The actor, whose television series include Boston Legal and Human Target, voiced Superman in 2013's adaptation of the Frank Miller classic, The Dark Knight Returns. "It's fun to play a hero," Valley notes, "but I love to be able to put a little bit of irreverence into it, or a little bit of humanity as well as sarcasm or irony. It's interesting to see who these people are with these immense abilities and huge responsibilities, but still have time to kind of have fun with it."

Patrick Warburton

To part of his fanbase, Patrick Warburton is best remembered as Puddy on Seinfeld. To another, he will always be Ben Edlund's The Tick. But for a brief time he was also an animated Superman, interacting with the real-life Jerry Seinfeld in a pair of American Express commercials that aired in 2003 and 2004.

Beau Weaver

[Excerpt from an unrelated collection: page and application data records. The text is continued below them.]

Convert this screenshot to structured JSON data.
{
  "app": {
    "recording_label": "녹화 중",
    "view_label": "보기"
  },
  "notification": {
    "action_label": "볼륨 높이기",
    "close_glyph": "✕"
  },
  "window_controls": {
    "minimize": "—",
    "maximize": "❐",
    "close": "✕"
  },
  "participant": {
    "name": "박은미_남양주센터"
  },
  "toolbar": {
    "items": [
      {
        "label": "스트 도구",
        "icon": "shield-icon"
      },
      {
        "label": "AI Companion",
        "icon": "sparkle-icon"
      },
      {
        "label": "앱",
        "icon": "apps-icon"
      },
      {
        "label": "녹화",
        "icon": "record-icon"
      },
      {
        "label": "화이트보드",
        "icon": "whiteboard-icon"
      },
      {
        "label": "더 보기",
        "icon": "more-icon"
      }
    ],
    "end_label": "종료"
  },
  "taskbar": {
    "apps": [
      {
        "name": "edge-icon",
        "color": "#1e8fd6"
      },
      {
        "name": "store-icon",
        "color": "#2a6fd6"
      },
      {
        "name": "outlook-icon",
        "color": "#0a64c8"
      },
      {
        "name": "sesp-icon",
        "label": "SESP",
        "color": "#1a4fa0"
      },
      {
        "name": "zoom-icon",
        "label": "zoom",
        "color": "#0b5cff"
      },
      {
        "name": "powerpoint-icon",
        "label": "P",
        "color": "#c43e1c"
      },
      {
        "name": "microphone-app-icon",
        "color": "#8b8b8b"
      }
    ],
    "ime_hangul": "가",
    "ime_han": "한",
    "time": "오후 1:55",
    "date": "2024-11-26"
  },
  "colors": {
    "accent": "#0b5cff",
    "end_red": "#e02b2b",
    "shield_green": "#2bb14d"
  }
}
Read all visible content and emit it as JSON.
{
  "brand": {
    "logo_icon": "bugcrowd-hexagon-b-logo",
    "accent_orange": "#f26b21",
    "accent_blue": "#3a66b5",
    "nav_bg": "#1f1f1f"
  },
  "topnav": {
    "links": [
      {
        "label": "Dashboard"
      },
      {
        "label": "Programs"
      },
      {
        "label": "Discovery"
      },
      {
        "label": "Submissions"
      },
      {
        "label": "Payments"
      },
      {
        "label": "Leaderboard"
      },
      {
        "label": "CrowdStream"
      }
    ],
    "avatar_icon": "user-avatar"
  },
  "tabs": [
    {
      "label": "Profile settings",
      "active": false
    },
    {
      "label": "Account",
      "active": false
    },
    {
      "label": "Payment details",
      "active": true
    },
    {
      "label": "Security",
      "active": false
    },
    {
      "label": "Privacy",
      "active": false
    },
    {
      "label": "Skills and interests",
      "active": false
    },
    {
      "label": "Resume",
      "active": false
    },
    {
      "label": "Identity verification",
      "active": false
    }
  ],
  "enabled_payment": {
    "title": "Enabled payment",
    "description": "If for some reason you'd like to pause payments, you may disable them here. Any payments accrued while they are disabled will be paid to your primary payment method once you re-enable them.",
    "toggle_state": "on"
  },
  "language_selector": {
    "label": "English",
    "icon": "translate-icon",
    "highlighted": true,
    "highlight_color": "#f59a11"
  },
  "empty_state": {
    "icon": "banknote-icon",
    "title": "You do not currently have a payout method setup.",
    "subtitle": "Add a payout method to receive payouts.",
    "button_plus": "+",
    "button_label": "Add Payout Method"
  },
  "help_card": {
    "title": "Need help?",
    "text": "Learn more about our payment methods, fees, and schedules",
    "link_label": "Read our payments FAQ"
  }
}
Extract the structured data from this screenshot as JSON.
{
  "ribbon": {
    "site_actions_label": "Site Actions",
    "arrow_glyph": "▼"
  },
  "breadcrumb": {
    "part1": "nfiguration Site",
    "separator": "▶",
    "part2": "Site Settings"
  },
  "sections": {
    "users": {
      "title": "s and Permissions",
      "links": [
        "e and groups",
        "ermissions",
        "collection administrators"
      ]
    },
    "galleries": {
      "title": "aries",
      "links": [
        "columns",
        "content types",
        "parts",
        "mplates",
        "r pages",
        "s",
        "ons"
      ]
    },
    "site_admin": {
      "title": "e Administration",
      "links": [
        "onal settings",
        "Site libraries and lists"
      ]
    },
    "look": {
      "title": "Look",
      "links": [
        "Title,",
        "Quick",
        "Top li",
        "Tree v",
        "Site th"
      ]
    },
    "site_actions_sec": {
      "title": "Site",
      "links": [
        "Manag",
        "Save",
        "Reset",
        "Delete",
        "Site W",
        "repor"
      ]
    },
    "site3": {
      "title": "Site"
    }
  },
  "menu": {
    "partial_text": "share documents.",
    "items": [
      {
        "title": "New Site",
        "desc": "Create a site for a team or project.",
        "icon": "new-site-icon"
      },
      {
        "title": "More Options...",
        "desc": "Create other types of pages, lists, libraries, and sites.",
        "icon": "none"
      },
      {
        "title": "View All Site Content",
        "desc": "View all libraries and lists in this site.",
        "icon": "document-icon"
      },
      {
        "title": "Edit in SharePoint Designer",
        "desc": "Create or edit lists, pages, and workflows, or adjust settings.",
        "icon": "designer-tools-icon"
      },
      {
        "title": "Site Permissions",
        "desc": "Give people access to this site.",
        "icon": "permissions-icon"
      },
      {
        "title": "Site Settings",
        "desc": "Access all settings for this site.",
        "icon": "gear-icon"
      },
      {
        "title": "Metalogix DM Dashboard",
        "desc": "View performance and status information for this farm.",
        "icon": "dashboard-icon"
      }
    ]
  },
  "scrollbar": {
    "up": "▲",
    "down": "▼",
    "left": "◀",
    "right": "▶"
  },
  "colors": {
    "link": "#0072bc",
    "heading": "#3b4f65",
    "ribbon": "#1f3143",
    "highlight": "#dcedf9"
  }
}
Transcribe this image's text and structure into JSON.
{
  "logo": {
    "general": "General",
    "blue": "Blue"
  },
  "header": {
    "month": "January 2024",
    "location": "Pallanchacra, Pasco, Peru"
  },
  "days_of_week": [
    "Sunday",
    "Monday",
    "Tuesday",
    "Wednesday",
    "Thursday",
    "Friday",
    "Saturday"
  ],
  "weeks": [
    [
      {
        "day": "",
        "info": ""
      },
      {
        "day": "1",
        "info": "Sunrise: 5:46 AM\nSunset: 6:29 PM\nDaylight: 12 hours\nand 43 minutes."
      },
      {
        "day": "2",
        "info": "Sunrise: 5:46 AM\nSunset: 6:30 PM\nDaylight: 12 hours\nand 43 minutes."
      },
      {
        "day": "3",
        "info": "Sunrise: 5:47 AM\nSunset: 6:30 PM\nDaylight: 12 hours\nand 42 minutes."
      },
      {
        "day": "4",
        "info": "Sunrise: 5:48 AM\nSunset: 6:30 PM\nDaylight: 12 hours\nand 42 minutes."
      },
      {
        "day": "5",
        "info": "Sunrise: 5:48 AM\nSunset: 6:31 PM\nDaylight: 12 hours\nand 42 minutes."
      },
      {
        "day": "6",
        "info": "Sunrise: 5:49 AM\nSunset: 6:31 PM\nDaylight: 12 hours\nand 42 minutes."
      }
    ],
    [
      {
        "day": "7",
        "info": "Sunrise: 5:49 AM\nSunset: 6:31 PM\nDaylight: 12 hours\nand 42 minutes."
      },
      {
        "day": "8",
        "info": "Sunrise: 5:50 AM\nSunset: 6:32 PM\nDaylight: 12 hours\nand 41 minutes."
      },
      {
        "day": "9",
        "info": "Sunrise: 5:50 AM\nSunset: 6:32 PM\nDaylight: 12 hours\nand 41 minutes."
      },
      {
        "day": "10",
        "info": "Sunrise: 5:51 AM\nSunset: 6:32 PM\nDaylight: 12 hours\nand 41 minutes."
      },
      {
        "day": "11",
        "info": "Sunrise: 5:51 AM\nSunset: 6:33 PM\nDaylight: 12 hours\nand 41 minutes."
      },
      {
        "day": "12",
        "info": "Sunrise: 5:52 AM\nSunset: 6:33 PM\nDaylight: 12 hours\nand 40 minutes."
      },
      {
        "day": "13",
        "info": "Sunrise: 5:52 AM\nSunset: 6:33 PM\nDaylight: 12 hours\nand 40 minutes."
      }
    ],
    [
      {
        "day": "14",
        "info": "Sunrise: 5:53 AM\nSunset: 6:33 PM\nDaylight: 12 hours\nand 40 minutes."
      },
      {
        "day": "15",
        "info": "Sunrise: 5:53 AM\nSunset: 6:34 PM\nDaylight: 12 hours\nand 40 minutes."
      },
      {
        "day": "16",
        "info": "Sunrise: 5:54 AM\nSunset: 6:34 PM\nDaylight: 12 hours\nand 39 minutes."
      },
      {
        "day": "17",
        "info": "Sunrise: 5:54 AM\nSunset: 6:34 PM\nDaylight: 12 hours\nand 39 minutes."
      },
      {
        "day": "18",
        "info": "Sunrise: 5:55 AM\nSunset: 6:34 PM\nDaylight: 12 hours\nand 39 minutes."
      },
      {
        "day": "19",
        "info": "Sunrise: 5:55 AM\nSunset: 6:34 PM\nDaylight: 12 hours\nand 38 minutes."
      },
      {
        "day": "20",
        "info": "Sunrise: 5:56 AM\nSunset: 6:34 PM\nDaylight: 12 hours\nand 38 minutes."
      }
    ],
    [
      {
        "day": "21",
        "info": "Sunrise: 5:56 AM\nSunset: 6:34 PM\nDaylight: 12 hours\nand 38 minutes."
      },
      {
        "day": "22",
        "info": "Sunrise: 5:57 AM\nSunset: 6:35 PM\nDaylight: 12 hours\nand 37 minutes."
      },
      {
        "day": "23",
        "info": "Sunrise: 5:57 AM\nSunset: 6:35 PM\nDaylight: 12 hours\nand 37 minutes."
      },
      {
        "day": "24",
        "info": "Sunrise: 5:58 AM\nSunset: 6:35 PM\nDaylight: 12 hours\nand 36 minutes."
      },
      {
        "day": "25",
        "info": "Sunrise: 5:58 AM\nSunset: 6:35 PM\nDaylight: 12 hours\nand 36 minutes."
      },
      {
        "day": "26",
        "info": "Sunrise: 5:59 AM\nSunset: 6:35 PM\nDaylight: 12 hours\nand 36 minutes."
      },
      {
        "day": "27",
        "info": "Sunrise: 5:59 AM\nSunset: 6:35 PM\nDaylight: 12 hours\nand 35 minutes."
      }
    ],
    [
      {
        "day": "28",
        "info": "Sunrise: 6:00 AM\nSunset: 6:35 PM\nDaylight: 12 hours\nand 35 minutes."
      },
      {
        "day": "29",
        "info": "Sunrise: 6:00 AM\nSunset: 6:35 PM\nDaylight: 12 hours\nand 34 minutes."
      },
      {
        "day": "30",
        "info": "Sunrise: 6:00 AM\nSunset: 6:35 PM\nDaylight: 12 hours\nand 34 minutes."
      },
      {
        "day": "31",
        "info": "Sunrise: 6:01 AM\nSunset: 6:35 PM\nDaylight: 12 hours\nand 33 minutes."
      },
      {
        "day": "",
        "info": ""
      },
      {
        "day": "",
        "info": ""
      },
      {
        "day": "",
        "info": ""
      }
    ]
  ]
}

In 1988, Ruby-Spears produced the animated series Superman, which saw Weaver cast as the voice of the title role. "This was a real dream come true for me," he told noblemania. "I was a huge comic book fan growing up in Oklahoma. My grandfather ran a drug store in a small town; he kept three racks full of comic book in stock and I discovered every one of them. I read everything, but my absolute favorite was DC Comics superheroes. And for me, it was always about Superman."

Tom Welling

It was the show governed by the rule "no flights, no tights," and was essentially the Superman series without Superman. But somehow Tom Welling made it work for ten years from 2001-11 in the role of Clark Kent on the road towards his destiny as the Man Of Steel. Welling recognizes the challenge of keeping the character identifiable for the modern audience. "Superman is interesting," he mused to birthmoviesdeath, "because if you look at where he came from, and the time period that he was created, we're in very different times now. And I think trying to maintain that relevancy has been a challenge." He added to buzzfeed, "This needed to be a show about Clark Kent, not about Superman. That was always the rule.”

Travis Willingham


If you think of Lego Superman, you're no doubt thinking of Travis Willingham, who has voiced the character in Lego Batman 2: DC Super Heroes (2012), Lego Batman 3: Beyond Gotham (2014) and Lego Dimensions (2015). "When they were auditioning for Superman," he says, "I asked: 'What kind of Superman? Is he straight on? Is he subtle? Is he heroic?' And they said, 'Yes, yes, and yes, but we want more of a true blue, ultimate boy scout Superman. And one who is completely oblivious to the fact that he's annoying Batman at every turn.'"

David Wilson

In 1975, the ABC network in America broadcast a production of the Broadway musical It's A Bird, It's A Plane, It's Superman. Cast in the dual role of Clark Kent and Superman was actor David Wilson. Over the years Wilson has appeared on stage, in film and on television.